*** Input data Section Begins ***

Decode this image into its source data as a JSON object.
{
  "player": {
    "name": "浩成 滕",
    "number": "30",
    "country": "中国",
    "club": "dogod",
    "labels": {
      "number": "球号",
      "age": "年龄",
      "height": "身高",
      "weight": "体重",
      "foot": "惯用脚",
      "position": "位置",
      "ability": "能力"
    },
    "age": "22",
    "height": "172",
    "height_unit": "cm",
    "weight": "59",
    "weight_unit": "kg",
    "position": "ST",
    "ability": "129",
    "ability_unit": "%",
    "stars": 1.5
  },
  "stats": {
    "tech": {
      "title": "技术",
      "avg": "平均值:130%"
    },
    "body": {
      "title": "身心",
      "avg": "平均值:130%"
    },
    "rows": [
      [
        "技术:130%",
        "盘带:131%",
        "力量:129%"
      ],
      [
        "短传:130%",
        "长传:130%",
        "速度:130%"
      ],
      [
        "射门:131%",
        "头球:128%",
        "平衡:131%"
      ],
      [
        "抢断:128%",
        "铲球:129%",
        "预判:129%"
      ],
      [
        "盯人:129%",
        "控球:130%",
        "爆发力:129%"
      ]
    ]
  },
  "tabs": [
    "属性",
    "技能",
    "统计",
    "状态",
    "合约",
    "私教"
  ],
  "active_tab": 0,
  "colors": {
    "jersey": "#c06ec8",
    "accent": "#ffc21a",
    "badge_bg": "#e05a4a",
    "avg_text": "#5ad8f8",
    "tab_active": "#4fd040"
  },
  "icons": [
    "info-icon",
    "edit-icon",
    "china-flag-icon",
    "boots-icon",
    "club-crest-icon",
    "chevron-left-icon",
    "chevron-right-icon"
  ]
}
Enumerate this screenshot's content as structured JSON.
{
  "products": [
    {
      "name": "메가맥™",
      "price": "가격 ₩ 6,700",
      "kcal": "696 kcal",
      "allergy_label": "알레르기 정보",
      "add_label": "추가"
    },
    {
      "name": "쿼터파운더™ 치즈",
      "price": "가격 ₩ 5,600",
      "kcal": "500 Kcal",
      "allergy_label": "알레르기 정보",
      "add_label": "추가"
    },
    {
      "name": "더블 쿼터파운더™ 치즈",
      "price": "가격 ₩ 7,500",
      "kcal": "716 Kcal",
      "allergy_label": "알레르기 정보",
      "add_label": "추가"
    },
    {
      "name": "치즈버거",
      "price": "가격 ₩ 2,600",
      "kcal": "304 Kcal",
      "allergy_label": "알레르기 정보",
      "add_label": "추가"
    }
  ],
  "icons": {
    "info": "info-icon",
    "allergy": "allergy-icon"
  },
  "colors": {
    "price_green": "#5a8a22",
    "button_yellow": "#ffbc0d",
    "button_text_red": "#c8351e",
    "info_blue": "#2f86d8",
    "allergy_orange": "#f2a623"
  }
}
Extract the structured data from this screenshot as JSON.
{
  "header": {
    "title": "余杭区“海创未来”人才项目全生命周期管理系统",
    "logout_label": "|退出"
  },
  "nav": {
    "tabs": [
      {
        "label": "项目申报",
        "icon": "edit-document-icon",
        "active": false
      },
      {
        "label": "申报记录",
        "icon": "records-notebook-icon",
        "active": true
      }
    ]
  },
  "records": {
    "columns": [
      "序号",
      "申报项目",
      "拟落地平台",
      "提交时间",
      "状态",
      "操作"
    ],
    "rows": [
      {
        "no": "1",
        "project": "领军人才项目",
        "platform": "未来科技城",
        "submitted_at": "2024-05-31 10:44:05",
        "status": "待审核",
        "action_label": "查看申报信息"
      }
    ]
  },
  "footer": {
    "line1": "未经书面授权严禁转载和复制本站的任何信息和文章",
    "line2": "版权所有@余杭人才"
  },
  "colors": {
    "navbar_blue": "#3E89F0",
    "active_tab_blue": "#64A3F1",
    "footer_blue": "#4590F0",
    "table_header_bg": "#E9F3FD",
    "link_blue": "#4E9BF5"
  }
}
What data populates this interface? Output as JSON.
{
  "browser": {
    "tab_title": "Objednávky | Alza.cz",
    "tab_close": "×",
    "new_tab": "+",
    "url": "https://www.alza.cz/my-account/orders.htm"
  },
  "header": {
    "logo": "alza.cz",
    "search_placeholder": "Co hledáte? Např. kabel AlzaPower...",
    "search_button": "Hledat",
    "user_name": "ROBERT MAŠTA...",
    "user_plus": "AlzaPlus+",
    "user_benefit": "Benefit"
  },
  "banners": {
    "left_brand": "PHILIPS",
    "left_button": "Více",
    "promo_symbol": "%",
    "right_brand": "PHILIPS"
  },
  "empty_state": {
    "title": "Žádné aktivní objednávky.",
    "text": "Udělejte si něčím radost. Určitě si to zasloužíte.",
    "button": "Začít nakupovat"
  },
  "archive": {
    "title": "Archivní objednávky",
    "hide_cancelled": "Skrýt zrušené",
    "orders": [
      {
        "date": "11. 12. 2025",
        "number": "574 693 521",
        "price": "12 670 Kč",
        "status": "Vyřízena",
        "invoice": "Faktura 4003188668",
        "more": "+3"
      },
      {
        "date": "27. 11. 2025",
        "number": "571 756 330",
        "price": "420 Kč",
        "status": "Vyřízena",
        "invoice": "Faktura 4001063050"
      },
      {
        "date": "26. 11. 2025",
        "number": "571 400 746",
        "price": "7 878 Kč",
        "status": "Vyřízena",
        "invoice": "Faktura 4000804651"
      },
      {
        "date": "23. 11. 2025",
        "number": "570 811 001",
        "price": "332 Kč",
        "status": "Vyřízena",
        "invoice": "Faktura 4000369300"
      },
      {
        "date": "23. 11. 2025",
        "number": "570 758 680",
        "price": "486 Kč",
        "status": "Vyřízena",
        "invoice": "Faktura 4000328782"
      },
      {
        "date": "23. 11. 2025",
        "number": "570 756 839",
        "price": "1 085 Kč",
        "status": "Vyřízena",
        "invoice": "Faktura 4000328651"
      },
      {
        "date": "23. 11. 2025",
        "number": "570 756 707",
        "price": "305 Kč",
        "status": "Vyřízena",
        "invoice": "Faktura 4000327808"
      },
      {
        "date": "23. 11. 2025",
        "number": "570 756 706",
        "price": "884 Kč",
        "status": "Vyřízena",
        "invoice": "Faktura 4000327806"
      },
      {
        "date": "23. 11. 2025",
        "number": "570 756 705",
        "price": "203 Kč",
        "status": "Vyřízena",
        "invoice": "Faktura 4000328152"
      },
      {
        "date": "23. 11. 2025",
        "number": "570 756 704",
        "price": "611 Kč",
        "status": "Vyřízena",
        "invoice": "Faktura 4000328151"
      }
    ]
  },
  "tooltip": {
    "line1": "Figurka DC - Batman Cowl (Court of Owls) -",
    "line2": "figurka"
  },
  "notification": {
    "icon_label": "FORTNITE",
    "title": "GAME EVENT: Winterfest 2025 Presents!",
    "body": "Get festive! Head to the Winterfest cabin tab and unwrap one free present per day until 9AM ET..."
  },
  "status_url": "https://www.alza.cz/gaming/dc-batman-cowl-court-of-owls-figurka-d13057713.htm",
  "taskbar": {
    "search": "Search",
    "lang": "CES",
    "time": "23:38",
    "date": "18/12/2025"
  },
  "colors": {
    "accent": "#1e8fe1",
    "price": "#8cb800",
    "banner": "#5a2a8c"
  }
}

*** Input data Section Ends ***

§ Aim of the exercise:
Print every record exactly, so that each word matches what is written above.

§ Response for this exercise:
Decode this image into its source data as a JSON object.
{
  "player": {
    "name": "浩成 滕",
    "number": "30",
    "country": "中国",
    "club": "dogod",
    "labels": {
      "number": "球号",
      "age": "年龄",
      "height": "身高",
      "weight": "体重",
      "foot": "惯用脚",
      "position": "位置",
      "ability": "能力"
    },
    "age": "22",
    "height": "172",
    "height_unit": "cm",
    "weight": "59",
    "weight_unit": "kg",
    "position": "ST",
    "ability": "129",
    "ability_unit": "%",
    "stars": 1.5
  },
  "stats": {
    "tech": {
      "title": "技术",
      "avg": "平均值:130%"
    },
    "body": {
      "title": "身心",
      "avg": "平均值:130%"
    },
    "rows": [
      [
        "技术:130%",
        "盘带:131%",
        "力量:129%"
      ],
      [
        "短传:130%",
        "长传:130%",
        "速度:130%"
      ],
      [
        "射门:131%",
        "头球:128%",
        "平衡:131%"
      ],
      [
        "抢断:128%",
        "铲球:129%",
        "预判:129%"
      ],
      [
        "盯人:129%",
        "控球:130%",
        "爆发力:129%"
      ]
    ]
  },
  "tabs": [
    "属性",
    "技能",
    "统计",
    "状态",
    "合约",
    "私教"
  ],
  "active_tab": 0,
  "colors": {
    "jersey": "#c06ec8",
    "accent": "#ffc21a",
    "badge_bg": "#e05a4a",
    "avg_text": "#5ad8f8",
    "tab_active": "#4fd040"
  },
  "icons": [
    "info-icon",
    "edit-icon",
    "china-flag-icon",
    "boots-icon",
    "club-crest-icon",
    "chevron-left-icon",
    "chevron-right-icon"
  ]
}
Enumerate this screenshot's content as structured JSON.
{
  "products": [
    {
      "name": "메가맥™",
      "price": "가격 ₩ 6,700",
      "kcal": "696 kcal",
      "allergy_label": "알레르기 정보",
      "add_label": "추가"
    },
    {
      "name": "쿼터파운더™ 치즈",
      "price": "가격 ₩ 5,600",
      "kcal": "500 Kcal",
      "allergy_label": "알레르기 정보",
      "add_label": "추가"
    },
    {
      "name": "더블 쿼터파운더™ 치즈",
      "price": "가격 ₩ 7,500",
      "kcal": "716 Kcal",
      "allergy_label": "알레르기 정보",
      "add_label": "추가"
    },
    {
      "name": "치즈버거",
      "price": "가격 ₩ 2,600",
      "kcal": "304 Kcal",
      "allergy_label": "알레르기 정보",
      "add_label": "추가"
    }
  ],
  "icons": {
    "info": "info-icon",
    "allergy": "allergy-icon"
  },
  "colors": {
    "price_green": "#5a8a22",
    "button_yellow": "#ffbc0d",
    "button_text_red": "#c8351e",
    "info_blue": "#2f86d8",
    "allergy_orange": "#f2a623"
  }
}
Extract the structured data from this screenshot as JSON.
{
  "header": {
    "title": "余杭区“海创未来”人才项目全生命周期管理系统",
    "logout_label": "|退出"
  },
  "nav": {
    "tabs": [
      {
        "label": "项目申报",
        "icon": "edit-document-icon",
        "active": false
      },
      {
        "label": "申报记录",
        "icon": "records-notebook-icon",
        "active": true
      }
    ]
  },
  "records": {
    "columns": [
      "序号",
      "申报项目",
      "拟落地平台",
      "提交时间",
      "状态",
      "操作"
    ],
    "rows": [
      {
        "no": "1",
        "project": "领军人才项目",
        "platform": "未来科技城",
        "submitted_at": "2024-05-31 10:44:05",
        "status": "待审核",
        "action_label": "查看申报信息"
      }
    ]
  },
  "footer": {
    "line1": "未经书面授权严禁转载和复制本站的任何信息和文章",
    "line2": "版权所有@余杭人才"
  },
  "colors": {
    "navbar_blue": "#3E89F0",
    "active_tab_blue": "#64A3F1",
    "footer_blue": "#4590F0",
    "table_header_bg": "#E9F3FD",
    "link_blue": "#4E9BF5"
  }
}
What data populates this interface? Output as JSON.
{
  "browser": {
    "tab_title": "Objednávky | Alza.cz",
    "tab_close": "×",
    "new_tab": "+",
    "url": "https://www.alza.cz/my-account/orders.htm"
  },
  "header": {
    "logo": "alza.cz",
    "search_placeholder": "Co hledáte? Např. kabel AlzaPower...",
    "search_button": "Hledat",
    "user_name": "ROBERT MAŠTA...",
    "user_plus": "AlzaPlus+",
    "user_benefit": "Benefit"
  },
  "banners": {
    "left_brand": "PHILIPS",
    "left_button": "Více",
    "promo_symbol": "%",
    "right_brand": "PHILIPS"
  },
  "empty_state": {
    "title": "Žádné aktivní objednávky.",
    "text": "Udělejte si něčím radost. Určitě si to zasloužíte.",
    "button": "Začít nakupovat"
  },
  "archive": {
    "title": "Archivní objednávky",
    "hide_cancelled": "Skrýt zrušené",
    "orders": [
      {
        "date": "11. 12. 2025",
        "number": "574 693 521",
        "price": "12 670 Kč",
        "status": "Vyřízena",
        "invoice": "Faktura 4003188668",
        "more": "+3"
      },
      {
        "date": "27. 11. 2025",
        "number": "571 756 330",
        "price": "420 Kč",
        "status": "Vyřízena",
        "invoice": "Faktura 4001063050"
      },
      {
        "date": "26. 11. 2025",
        "number": "571 400 746",
        "price": "7 878 Kč",
        "status": "Vyřízena",
        "invoice": "Faktura 4000804651"
      },
      {
        "date": "23. 11. 2025",
        "number": "570 811 001",
        "price": "332 Kč",
        "status": "Vyřízena",
        "invoice": "Faktura 4000369300"
      },
      {
        "date": "23. 11. 2025",
        "number": "570 758 680",
        "price": "486 Kč",
        "status": "Vyřízena",
        "invoice": "Faktura 4000328782"
      },
      {
        "date": "23. 11. 2025",
        "number": "570 756 839",
        "price": "1 085 Kč",
        "status": "Vyřízena",
        "invoice": "Faktura 4000328651"
      },
      {
        "date": "23. 11. 2025",
        "number": "570 756 707",
        "price": "305 Kč",
        "status": "Vyřízena",
        "invoice": "Faktura 4000327808"
      },
      {
        "date": "23. 11. 2025",
        "number": "570 756 706",
        "price": "884 Kč",
        "status": "Vyřízena",
        "invoice": "Faktura 4000327806"
      },
      {
        "date": "23. 11. 2025",
        "number": "570 756 705",
        "price": "203 Kč",
        "status": "Vyřízena",
        "invoice": "Faktura 4000328152"
      },
      {
        "date": "23. 11. 2025",
        "number": "570 756 704",
        "price": "611 Kč",
        "status": "Vyřízena",
        "invoice": "Faktura 4000328151"
      }
    ]
  },
  "tooltip": {
    "line1": "Figurka DC - Batman Cowl (Court of Owls) -",
    "line2": "figurka"
  },
  "notification": {
    "icon_label": "FORTNITE",
    "title": "GAME EVENT: Winterfest 2025 Presents!",
    "body": "Get festive! Head to the Winterfest cabin tab and unwrap one free present per day until 9AM ET..."
  },
  "status_url": "https://www.alza.cz/gaming/dc-batman-cowl-court-of-owls-figurka-d13057713.htm",
  "taskbar": {
    "search": "Search",
    "lang": "CES",
    "time": "23:38",
    "date": "18/12/2025"
  },
  "colors": {
    "accent": "#1e8fe1",
    "price": "#8cb800",
    "banner": "#5a2a8c"
  }
}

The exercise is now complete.